Flexibility – More spending decisions will be made at the local level to address needs of individual schools. There will be a substantial increase in money allocated to professional development for the Alabama Reading Initiative and to expand the Math, Science, and Technology Initiative.

New revenue generated by the Governor’s tax plan will not be earmarked.
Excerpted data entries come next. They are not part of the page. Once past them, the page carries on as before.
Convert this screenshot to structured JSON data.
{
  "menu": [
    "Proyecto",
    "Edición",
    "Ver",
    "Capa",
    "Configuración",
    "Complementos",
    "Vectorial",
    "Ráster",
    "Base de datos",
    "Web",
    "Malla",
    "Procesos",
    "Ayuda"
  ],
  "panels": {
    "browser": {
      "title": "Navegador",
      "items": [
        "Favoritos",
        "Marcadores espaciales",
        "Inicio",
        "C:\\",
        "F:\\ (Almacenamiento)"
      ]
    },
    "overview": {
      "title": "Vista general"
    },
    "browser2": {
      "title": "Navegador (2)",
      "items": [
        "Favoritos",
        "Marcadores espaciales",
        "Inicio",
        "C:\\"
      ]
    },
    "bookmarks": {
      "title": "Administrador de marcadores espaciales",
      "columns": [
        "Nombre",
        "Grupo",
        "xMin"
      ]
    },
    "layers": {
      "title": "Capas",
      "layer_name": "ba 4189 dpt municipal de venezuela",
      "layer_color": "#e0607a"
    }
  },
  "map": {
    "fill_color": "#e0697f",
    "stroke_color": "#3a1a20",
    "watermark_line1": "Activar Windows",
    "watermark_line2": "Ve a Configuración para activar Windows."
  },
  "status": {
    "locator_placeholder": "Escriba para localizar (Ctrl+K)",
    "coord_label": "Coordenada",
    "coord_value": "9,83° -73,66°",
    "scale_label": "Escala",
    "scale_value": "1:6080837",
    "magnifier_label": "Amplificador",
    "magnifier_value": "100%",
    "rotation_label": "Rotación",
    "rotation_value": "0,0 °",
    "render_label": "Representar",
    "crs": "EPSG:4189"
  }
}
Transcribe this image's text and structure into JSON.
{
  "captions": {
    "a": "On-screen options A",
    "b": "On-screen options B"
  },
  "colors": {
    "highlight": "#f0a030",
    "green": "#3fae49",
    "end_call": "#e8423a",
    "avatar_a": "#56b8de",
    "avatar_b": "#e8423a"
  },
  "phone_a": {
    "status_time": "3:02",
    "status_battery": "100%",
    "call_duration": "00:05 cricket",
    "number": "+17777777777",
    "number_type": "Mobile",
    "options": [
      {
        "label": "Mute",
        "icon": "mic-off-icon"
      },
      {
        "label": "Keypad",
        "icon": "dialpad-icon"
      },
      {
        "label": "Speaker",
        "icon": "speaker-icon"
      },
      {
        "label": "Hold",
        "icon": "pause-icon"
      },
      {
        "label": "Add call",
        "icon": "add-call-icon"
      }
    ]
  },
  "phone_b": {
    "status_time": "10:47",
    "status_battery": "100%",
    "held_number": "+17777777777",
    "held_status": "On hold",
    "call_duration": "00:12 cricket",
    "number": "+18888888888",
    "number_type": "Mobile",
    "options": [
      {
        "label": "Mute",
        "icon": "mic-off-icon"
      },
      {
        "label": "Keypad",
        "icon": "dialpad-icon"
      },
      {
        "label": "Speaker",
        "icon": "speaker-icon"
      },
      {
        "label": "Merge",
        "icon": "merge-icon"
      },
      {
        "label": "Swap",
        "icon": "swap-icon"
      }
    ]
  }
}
Instead, it will be divided between the General Fund and the Education Trust Fund based on budget projections and need.

Removal of non-education-related items from the Education Trust Fund will be addressed in a September session devoted to budget issues.

Automatic repayment of withdrawals from the rainy-day fund

Line-item budgeting to bring "sunshine" to every item appropriated in the budgets

"Pass through" pork, where legislators hide their special projects in the budgets of state departments, will be prohibited.

Tax Reform

Raising the annual income at which people start paying state income taxes from $4,600 for a family of four to $17,000 this year and to $20,000 over the next three years;

Increasing the homestead exemption from $40,000 to $50,000. A homeowner living in a $100,000 home would pay approximately $132 more per year in property taxes.

Ending the state income tax deduction for federal taxes paid;

Raising the state income tax rate from 5 percent to 6 percent for individual incomes over $75,000 and family incomes over $150,000. Under this new plan, a family of four earning $75,000 will pay almost $200 less in state income taxes.

Reducing the state property tax rate from 6.5 mills to 3.5 mills, but assessing property at 100 percent of its market value or current use value;

Adjustments in the following taxes – Personal income tax, corporate income tax, sales tax on autos, cigarette taxes, taxes on services, taxes on banks, taxes on insurance companies, taxes on utilities, and taxes on deeds and mortgages.